So why is Newt suddenly hedging on Hillary? He says it's a hunch. "The emotional energy that Senator Obama's building is more powerful than the emotional energy Senator Clinton's building," he told Sawyer.
Slightly more scientific support for such speculation can be found in this week's latest ABC/Washington Post. Senator Obama has opened a slight, albeit still statistically insignificant, lead over Clinton and Edwards (30%-26%-22% respectively). On Intrade, the two top contenders are trading in a tie for the lead in Iowa at 45.
The Bottom Line: If you trust the former Speaker of the House with your money, invest in Obama to win in Iowa.
Wednesday, November 28, 2007
Friday, November 23, 2007
Another charismatic, likeable, funny former fat guy from a mobile home in a town called Hope just might be this election's Comeback Kid. If he's not yet in your political portfolio, then you've already missed out on the close to 50 cents per share in profits you could have pulled in since the start of the month. Without further ado, we highlight the making of the media's latest crush, as told through The New York Times.
- Gail Collins, in an Op-Ed entitled "Who Doesn't Heart Huckabee," wonders why the so-called value voters haven't yet followed Chuck Norris' endorsement and fallen head over heels for the one of the only candidates still "on his first wife and first position on abortion."
- David Brooks believes he's a "good campaigner," and a normal, neighborly, "collaborative conservative" whose Biblical and gubernatorial credentials will serve him well with white working class Republicans. "He’s rising in the polls, especially in Iowa," concludes Brooks. "His popularity with the press corps suggests he could catch a free media wave that would put him in the top tier. He deserves to be there."
- In a recent article on Huckabee's rising poll numbers and climbing campaign cash total, Times political reporter Michael Luo put it this way: "With less than two months until Iowa’s first-in-the-nation caucuses, there are signs that Mr. Huckabee, a former Baptist pastor for whom Bible verses flow easily off the tongue, is charming, quipping and sermonizing his way from a long shot ensconced in the second tier of the Republican presidential sweepstakes to a possible contender here.

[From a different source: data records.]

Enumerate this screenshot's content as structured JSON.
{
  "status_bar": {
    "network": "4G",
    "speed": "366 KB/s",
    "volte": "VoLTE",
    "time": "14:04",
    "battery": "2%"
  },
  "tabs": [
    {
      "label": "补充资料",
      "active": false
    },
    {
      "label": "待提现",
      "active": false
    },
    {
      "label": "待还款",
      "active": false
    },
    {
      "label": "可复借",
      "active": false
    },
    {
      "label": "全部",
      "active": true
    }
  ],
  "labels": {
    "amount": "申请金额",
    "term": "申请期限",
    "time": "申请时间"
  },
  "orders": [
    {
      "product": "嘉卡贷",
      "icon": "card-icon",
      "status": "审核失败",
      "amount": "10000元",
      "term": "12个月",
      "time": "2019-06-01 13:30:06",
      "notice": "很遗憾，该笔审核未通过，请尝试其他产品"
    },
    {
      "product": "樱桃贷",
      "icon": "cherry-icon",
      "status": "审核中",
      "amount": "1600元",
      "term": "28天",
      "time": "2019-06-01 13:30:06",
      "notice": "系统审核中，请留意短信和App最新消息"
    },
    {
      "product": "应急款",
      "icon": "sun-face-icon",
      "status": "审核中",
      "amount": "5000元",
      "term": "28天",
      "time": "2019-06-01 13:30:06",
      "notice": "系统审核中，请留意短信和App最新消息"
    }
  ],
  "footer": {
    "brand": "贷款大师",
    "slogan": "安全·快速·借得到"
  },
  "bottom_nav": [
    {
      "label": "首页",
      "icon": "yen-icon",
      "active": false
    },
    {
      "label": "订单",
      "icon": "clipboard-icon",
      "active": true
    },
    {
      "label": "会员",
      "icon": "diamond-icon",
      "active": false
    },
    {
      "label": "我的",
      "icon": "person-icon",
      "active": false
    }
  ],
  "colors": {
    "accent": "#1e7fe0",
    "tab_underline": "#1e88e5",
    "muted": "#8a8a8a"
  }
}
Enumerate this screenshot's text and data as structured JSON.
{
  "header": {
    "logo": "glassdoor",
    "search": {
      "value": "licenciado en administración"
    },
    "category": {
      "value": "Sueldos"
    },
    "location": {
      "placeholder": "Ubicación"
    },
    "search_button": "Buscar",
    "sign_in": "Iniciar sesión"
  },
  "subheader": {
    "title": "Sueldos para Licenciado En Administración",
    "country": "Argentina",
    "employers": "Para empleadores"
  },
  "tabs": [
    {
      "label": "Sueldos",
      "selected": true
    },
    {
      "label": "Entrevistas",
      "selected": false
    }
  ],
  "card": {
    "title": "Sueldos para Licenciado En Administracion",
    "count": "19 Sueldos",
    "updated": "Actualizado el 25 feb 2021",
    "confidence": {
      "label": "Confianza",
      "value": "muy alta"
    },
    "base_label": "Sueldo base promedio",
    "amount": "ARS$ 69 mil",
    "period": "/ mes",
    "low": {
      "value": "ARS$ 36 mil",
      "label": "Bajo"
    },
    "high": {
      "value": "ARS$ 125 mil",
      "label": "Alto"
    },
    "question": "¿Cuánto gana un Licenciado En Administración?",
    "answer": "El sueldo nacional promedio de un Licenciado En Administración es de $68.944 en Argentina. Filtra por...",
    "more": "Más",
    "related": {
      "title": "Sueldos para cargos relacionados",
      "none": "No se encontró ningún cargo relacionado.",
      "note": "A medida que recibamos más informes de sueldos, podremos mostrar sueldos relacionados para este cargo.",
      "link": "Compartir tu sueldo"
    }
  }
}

The Bottom Line: Buy as many Mike Huckabee contracts as you can afford. As long as he continues to poll close to Romney in Iowa, pundits will keep harping on Huckabee as the Republicans' great Hope.
Thursday, November 22, 2007
Sam Stein, a recent Huffington Post hire and fellow graduate of the venerable Tom Edsall school of political analysis, is reporting that Bloomberg is cramming on foreign policy in advance of a potential presidential bid. If true, the news certainly seems like solid evidence that Bloomberg is still flirting with a bid - at least the most intriguing speculation since Newsweek editor Jon Meacham profiled the coy possible candidate in a recent cover story and announced that Bloomberg's chief strategist thinks his boss would blow a billion bucks on the campaign.
The Bottom Line: Bloomberg's stock, which has been trading for weeks around 14, is likely to spike as more details emerge and further rumors become rampant. It's time to make the billionaire's fortune work for you. Politickr continues to doubt that the NYC mayor would seriously consider running against Hillary and Rudy in a three-way New York race for the White House. If, however, Rudy falters in the early primaries, bet big on Bloomberg. Either way, it's time to stock up on shares in the business mogul and realize some short term gains.